The story is about a newly widowed mother and the struggles she has raising her teenaged son who suffers from ADHD. We first meet her when she picks up her son, Steve, from a dentition center where he has been expelled for bad behavior. The two, mother and son, try to rebuild their lives. They meet Kyla, their mysterious neighbor who is dealing with her own problems and demons and they bond; she helps Steve with his schoolwork and gives support to Mommy.


The acting in this book is brilliant—each actor is wonderful by himself and when they come together their raw portrayals are dynamic especially in that they are playing emotionally complex individuals. We see Clement as Kyla combating her extreme anxieties and everything about her is perfect—her movement and her timing. It is as if she hypnotizes the audience—it is that hard to take our eyes off of her. Pilon as Steve is absolutely amazing—he becomes the tortured, violent young man that he portrays, a teen who cannot cope in the normal day-to-day because of his debilitating disorder.  Pilon, who is quite young, beautifully shows the dichotomy of this complex character, painfully revealing the intensity and panic of a son willing to do just about anything for his mother. Dorval as Mommy, is heartbreaking as a woman trying to keep her family together, believing she can change things if only she upholds hope. As she is the center character of the film and it is through her that the story unfolds. She is inspiring, hard-edged, quick-witted and brave, she is an inspiration and Dorval is both breathtaking and unforgettable She dominates every scene she is in.

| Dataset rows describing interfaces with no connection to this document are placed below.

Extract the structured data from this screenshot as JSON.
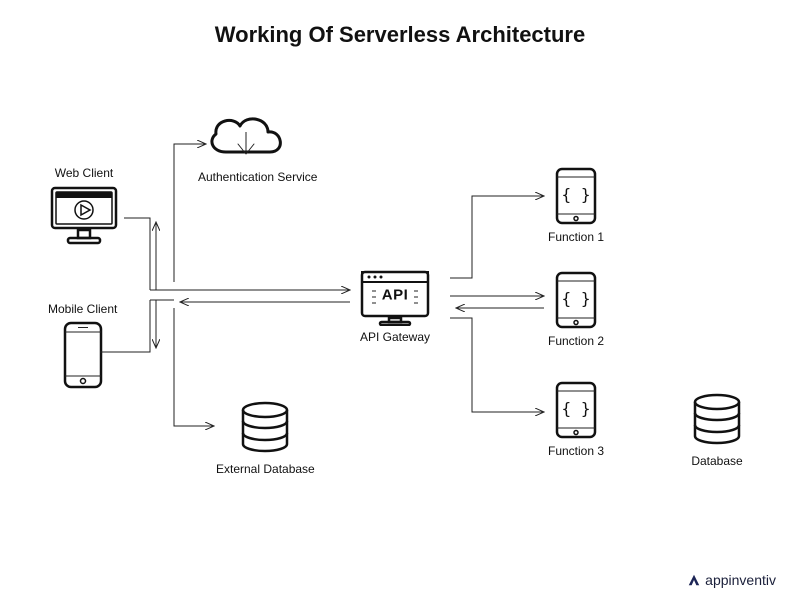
{
  "title": "Working Of Serverless Architecture",
  "nodes": {
    "web_client": "Web Client",
    "mobile_client": "Mobile Client",
    "auth_service": "Authentication Service",
    "external_db": "External Database",
    "api_gateway": "API Gateway",
    "api_badge": "API",
    "function1": "Function 1",
    "function2": "Function 2",
    "function3": "Function 3",
    "database": "Database"
  },
  "brand": "appinventiv"
}
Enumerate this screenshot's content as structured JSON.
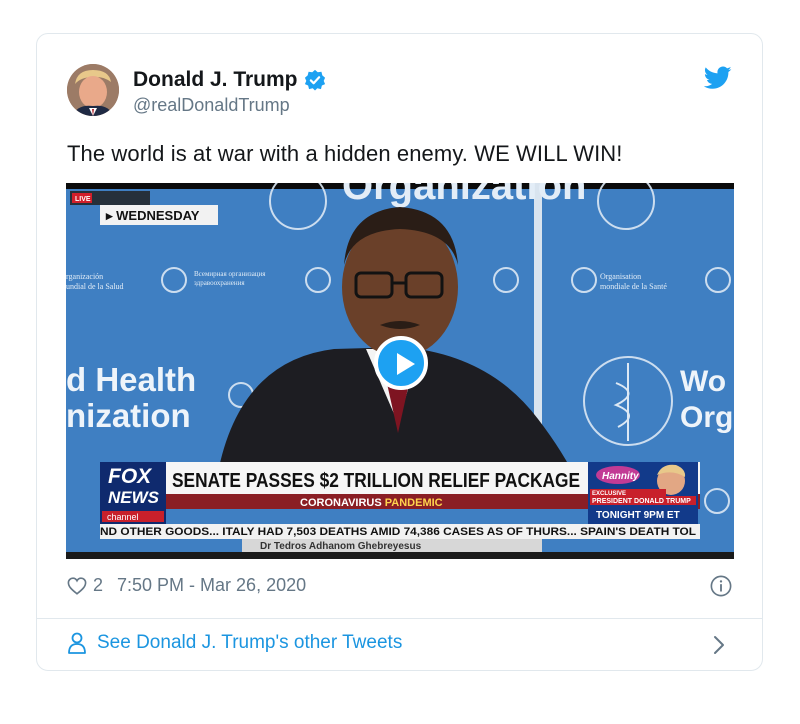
{
  "tweet": {
    "author_name": "Donald J. Trump",
    "handle": "@realDonaldTrump",
    "text": "The world is at war with a hidden enemy. WE WILL WIN!",
    "likes": "2",
    "timestamp": "7:50 PM - Mar 26, 2020"
  },
  "footer": {
    "link_label": "See Donald J. Trump's other Tweets"
  },
  "video": {
    "live_tag": "LIVE",
    "day_label": "▸ WEDNESDAY",
    "backdrop_top": "Organization",
    "backdrop_left_line1": "d Health",
    "backdrop_left_line2": "nization",
    "backdrop_right_line1": "Wo",
    "backdrop_right_line2": "Org",
    "small_left_line1": "rganización",
    "small_left_line2": "undial de la Salud",
    "small_mid_line1": "Всемирная организация",
    "small_mid_line2": "здравоохранения",
    "small_right_line1": "Organisation",
    "small_right_line2": "mondiale de la Santé",
    "network_line1": "FOX",
    "network_line2": "NEWS",
    "network_line3": "channel",
    "headline": "SENATE PASSES $2 TRILLION RELIEF PACKAGE",
    "subhead_prefix": "CORONAVIRUS ",
    "subhead_emphasis": "PANDEMIC",
    "promo_show": "Hannity",
    "promo_line1": "EXCLUSIVE",
    "promo_line2": "PRESIDENT DONALD TRUMP",
    "promo_line3": "TONIGHT 9PM ET",
    "ticker": "ND OTHER GOODS...  ITALY HAD 7,503 DEATHS AMID 74,386 CASES AS OF THURS...  SPAIN'S DEATH TOL",
    "speaker_name": "Dr Tedros Adhanom Ghebreyesus"
  },
  "colors": {
    "twitter_blue": "#1da1f2",
    "link_blue": "#1b95e0",
    "secondary_text": "#657786",
    "fox_red": "#c8202b",
    "fox_blue": "#0f2a6e"
  }
}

Director Dolan understands how to utilize the fundamentals of film and gives us a story at its utmost simplest and finest. It is the human element that drives his narratives and this is what makes his films so interesting to watch. It almost feels as if these individuals are stuck in this perfectly square box, their world opening up to full screen only during certain moments of pure joy and release, merely to have the walls slowly close in on them once more, as the certainty of life eventually catches up to them.


Dolan’s work uses the themes of frustration, love and communication. We see that one cannot live without the other, that the three structures are bound together rather tightly. This is Dolan’s most visceral and emotionally effective film. 

“Strange Flesh: The Bible and Homosexuality” by Steve Wells— The Big Question

strange flesh

Wells, Steve. “Strange Flesh: The Bible and Homosexuality”,  SAB Books, 2014.

The Big Question

Amos Lassen

If you want an answer to the question of what the Bible really says about homosexuality, then you must consider who to ask. Here, author Steve Wells presents both the scriptural arguments that conservatives use to condemn homosexuality and the more liberal interpretations espoused by modern progressives. The answers are miles apart yet this book presents both of the possibilities and lets us decide which we want to use. He does so with and understanding as well as irreverence. The book “disarms the most ubiquitous weapon in the arsenal against LGBT rights.” I say have a look and then think it over.